After assuring us he wouldn't mind if we had fun without him, Matthew and Patricia and I swam out towards the reef in front of us. The whole thing was remarkable. I had never been so close to such diversified sea life. Yards and yards of spaghetti coral, brain coral, pink and blue and orange coral all covered the ocean floor like a giant mural. In between the coral I saw fish of every different color. I felt like I was reading Dr. Seuss as I tried to identify all the colors of fish. Red fish, blue fish, one fish, two fish... Patricia and I particularly enjoyed a giant blue and purple fish. He reminded me of another children's book; the one with the giant blue and purple sparkle fish.
Perhaps our favorite site at the first reef was a giant clam. One of the instructors pointed out a clam that had to be three feet wide and two feet tall. The best part was seeing the instructor put his hand in the mouth of the clam and watching as it tried to close. Can you imagine the size of the pearl that would make?
After our first stop we were fed an excellent barbecue lunch which included Aussie sausages (my favorite), hamburgers, coleslaw and several types of salad. We also had all of the tea and coffee we wanted, which was awesome.
After lunch we had another two-hour snorkeling stop. This one was even better than the first. I got separated from Matthew and Patricia but I didn't mind because the fish and coral I saw were a mere two feet from my face. I saw a beautiful yellow fish with blue stripes and lots of beautiful coral. It reminded me of the gardens I had been pinning so much lately, only this was under the sea. I made a mental note to do some watercolor paintings of the sites I was seeing.

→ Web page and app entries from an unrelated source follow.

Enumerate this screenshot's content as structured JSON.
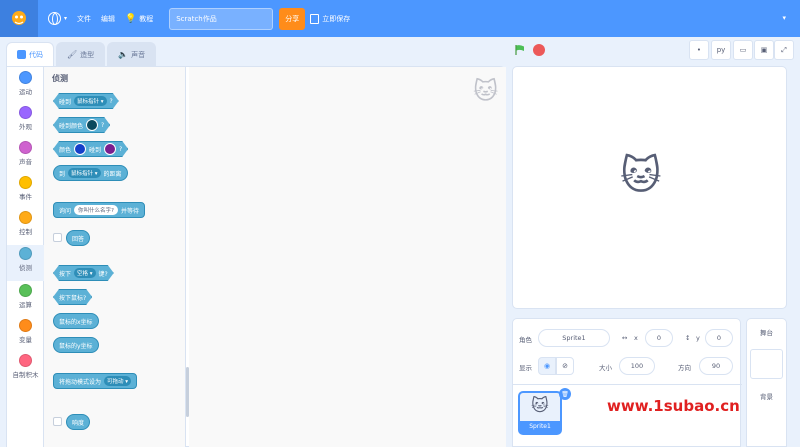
{
  "menubar": {
    "language_icon": "globe-icon",
    "file": "文件",
    "edit": "编辑",
    "tutorial": "教程",
    "project_title": "Scratch作品",
    "share": "分享",
    "save_now": "立即保存"
  },
  "tabs": [
    {
      "label": "代码",
      "icon": "code-icon"
    },
    {
      "label": "造型",
      "icon": "brush-icon"
    },
    {
      "label": "声音",
      "icon": "speaker-icon"
    }
  ],
  "categories": [
    {
      "label": "运动",
      "color": "#4c97ff"
    },
    {
      "label": "外观",
      "color": "#9966ff"
    },
    {
      "label": "声音",
      "color": "#cf63cf"
    },
    {
      "label": "事件",
      "color": "#ffbf00"
    },
    {
      "label": "控制",
      "color": "#ffab19"
    },
    {
      "label": "侦测",
      "color": "#5cb1d6"
    },
    {
      "label": "运算",
      "color": "#59c059"
    },
    {
      "label": "变量",
      "color": "#ff8c1a"
    },
    {
      "label": "自制积木",
      "color": "#ff6680"
    }
  ],
  "palette": {
    "heading": "侦测",
    "touching": "碰到",
    "mouse_pointer": "鼠标指针",
    "question": "?",
    "touching_color": "碰到颜色",
    "color": "颜色",
    "touches": "碰到",
    "distance_to": "到",
    "distance_suffix": "的距离",
    "ask": "询问",
    "ask_default": "你叫什么名字?",
    "and_wait": "并等待",
    "answer": "回答",
    "key_pressed_a": "按下",
    "key_space": "空格",
    "key_pressed_b": "键?",
    "mouse_down": "按下鼠标?",
    "mouse_x": "鼠标的x坐标",
    "mouse_y": "鼠标的y坐标",
    "set_drag": "将拖动模式设为",
    "draggable": "可拖动",
    "loudness": "响度",
    "swatch_1": "#0b4a5e",
    "swatch_2": "#1540c9",
    "swatch_3": "#7a1e8f"
  },
  "stage_controls": {
    "flag_icon": "green-flag-icon",
    "stop_icon": "stop-icon",
    "py_label": "py"
  },
  "sprite_info": {
    "sprite_label": "角色",
    "sprite_name": "Sprite1",
    "x_label": "x",
    "x_value": "0",
    "y_label": "y",
    "y_value": "0",
    "show_label": "显示",
    "size_label": "大小",
    "size_value": "100",
    "direction_label": "方向",
    "direction_value": "90"
  },
  "sprite_list": [
    {
      "name": "Sprite1"
    }
  ],
  "stage_pane": {
    "title": "舞台",
    "backdrops": "背景"
  },
  "watermark": "www.1subao.cn"
}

By the end of the day we were all worn out. We enjoyed the complimentary cheese and wine platters provided by the boat as we laid on the bow, soaking up the sun and discussing the issue of Frederick. It was nice having Patricia around because she was as passionate about Frederick issues as I was. In fact, I had almost forgot about this passion, simply because I hadn't had anyone to talk to about it. (Matthew wasn't big on small-town talk and so I kept my opinions to a minimum.) At one point I got so caught up in one of my political speeches that Jacob and Matthew had to stop me and tell me to simmer down. They were laughing pretty hard because I had apparently mentioned both Jesus and alcohol in the same sentence and with great southern gusto. We laughed at the stereotype I was projecting to the other forty-eight people on the boat who could easily hear our entire conversation.
After showering and changing we made our way next door and took advantage of the free meal our hostel was offering. Afterwards we hung out and listened to an awesome live band called Ina Reeves. We all loved their modern reggae remixes and at the end of their performance Patricia and Jacob had talked me into asking them to come to Oklahoma. Sure enough, I told them I knew at least a handful of places where they could play and they said they would love to do a tour in the states. Matthew said they would be a great band to tour college campuses. We connected on social media and left with high hopes.